• _Work required_:
While reading through the material below, copy each line that holds the word "arrow".

START Extracted material

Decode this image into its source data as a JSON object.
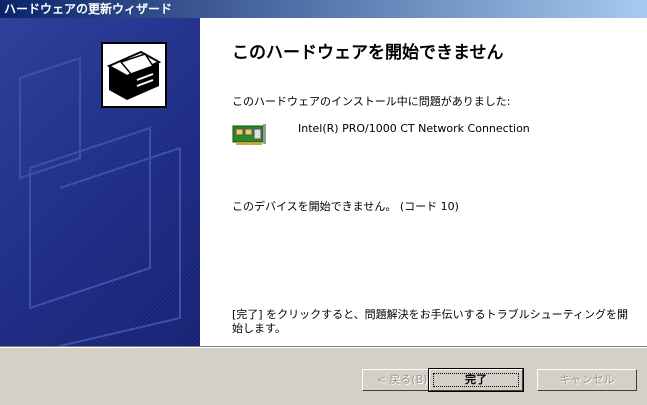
{
  "window": {
    "title": "ハードウェアの更新ウィザード"
  },
  "heading": "このハードウェアを開始できません",
  "problem_text": "このハードウェアのインストール中に問題がありました:",
  "device": {
    "name": "Intel(R) PRO/1000 CT Network Connection",
    "icon": "network-card-icon"
  },
  "status_text": "このデバイスを開始できません。 (コード 10)",
  "hint_text": "[完了] をクリックすると、問題解決をお手伝いするトラブルシューティングを開始します。",
  "buttons": {
    "back": "< 戻る(B)",
    "finish": "完了",
    "cancel": "キャンセル"
  },
  "colors": {
    "sidebar": "#1c2a82",
    "titlebar_start": "#0a246a",
    "titlebar_end": "#a6caf0",
    "dialog_bg": "#d4d0c8"
  }
}
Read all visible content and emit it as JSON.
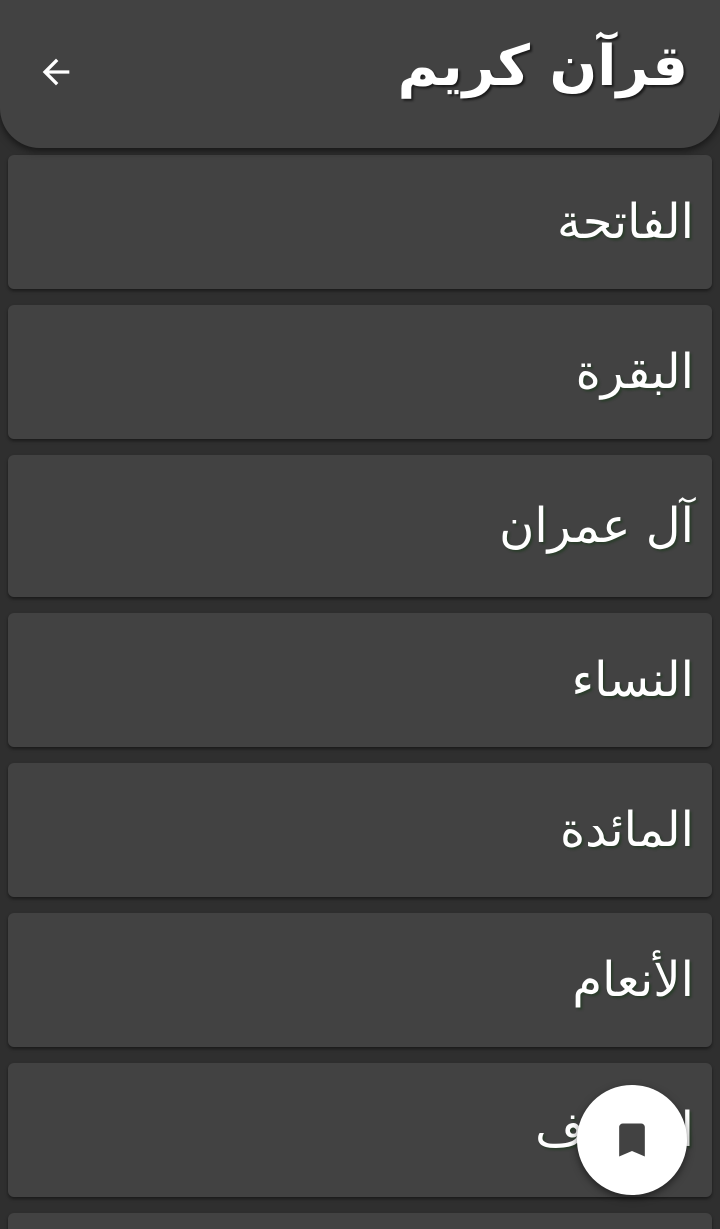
{
  "app_bar": {
    "title": "قرآن كريم",
    "back_icon": "arrow-back-icon"
  },
  "surahs": [
    {
      "name": "الفاتحة"
    },
    {
      "name": "البقرة"
    },
    {
      "name": "آل عمران"
    },
    {
      "name": "النساء"
    },
    {
      "name": "المائدة"
    },
    {
      "name": "الأنعام"
    },
    {
      "name": "الأعراف"
    }
  ],
  "fab": {
    "icon": "bookmark-icon"
  },
  "colors": {
    "background": "#2f2f2f",
    "surface": "#424242",
    "text": "#ffffff",
    "fab": "#ffffff",
    "fab_icon": "#424242"
  }
}
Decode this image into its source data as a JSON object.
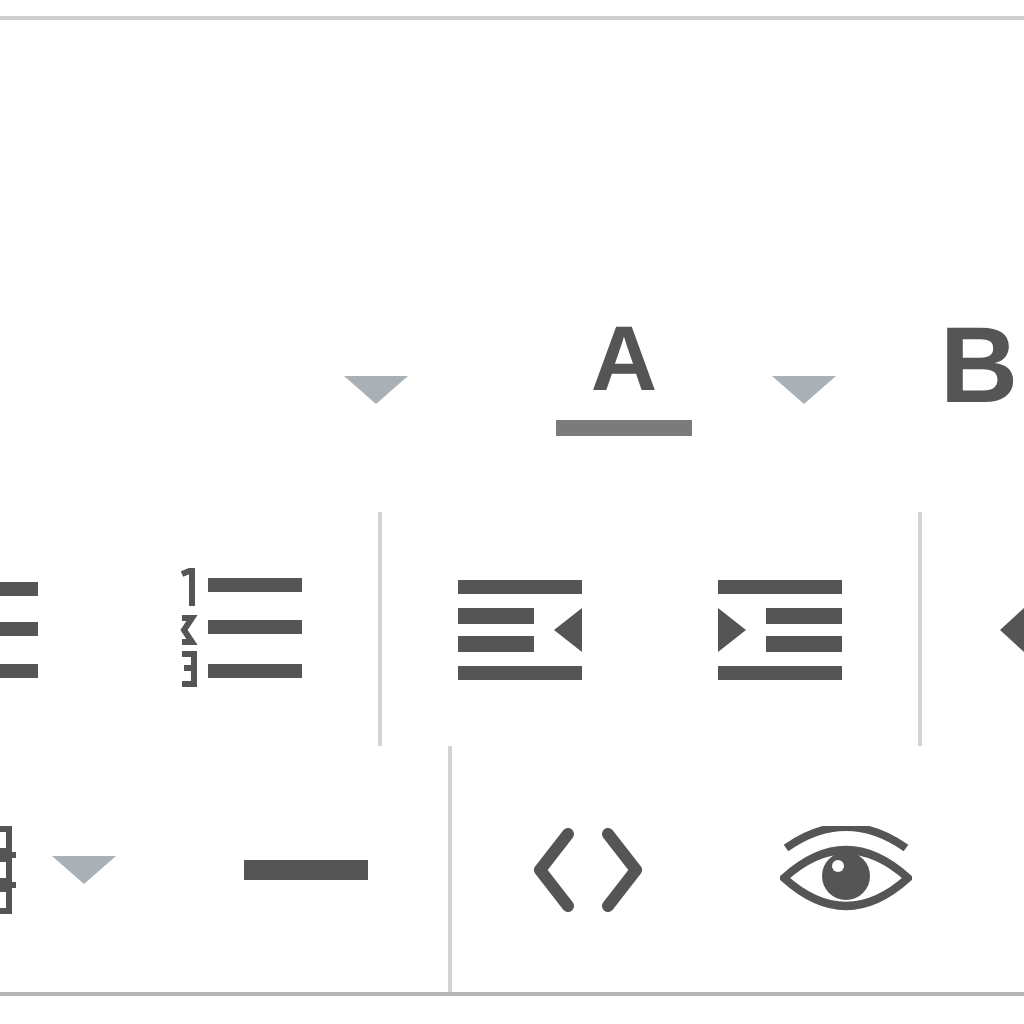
{
  "toolbar": {
    "rows": [
      [
        {
          "kind": "caret"
        },
        {
          "kind": "text-color",
          "label": "A"
        },
        {
          "kind": "caret"
        },
        {
          "kind": "bold",
          "label": "B"
        }
      ],
      [
        {
          "kind": "bulleted-list"
        },
        {
          "kind": "numbered-list"
        },
        {
          "kind": "divider"
        },
        {
          "kind": "outdent"
        },
        {
          "kind": "indent"
        },
        {
          "kind": "divider"
        },
        {
          "kind": "arrow"
        }
      ],
      [
        {
          "kind": "table"
        },
        {
          "kind": "caret"
        },
        {
          "kind": "horizontal-rule"
        },
        {
          "kind": "divider"
        },
        {
          "kind": "code"
        },
        {
          "kind": "preview"
        }
      ]
    ]
  }
}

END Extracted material

• _Solution to the problem_:
    "back_icon": "arrow-back-icon"
          "kind": "arrow"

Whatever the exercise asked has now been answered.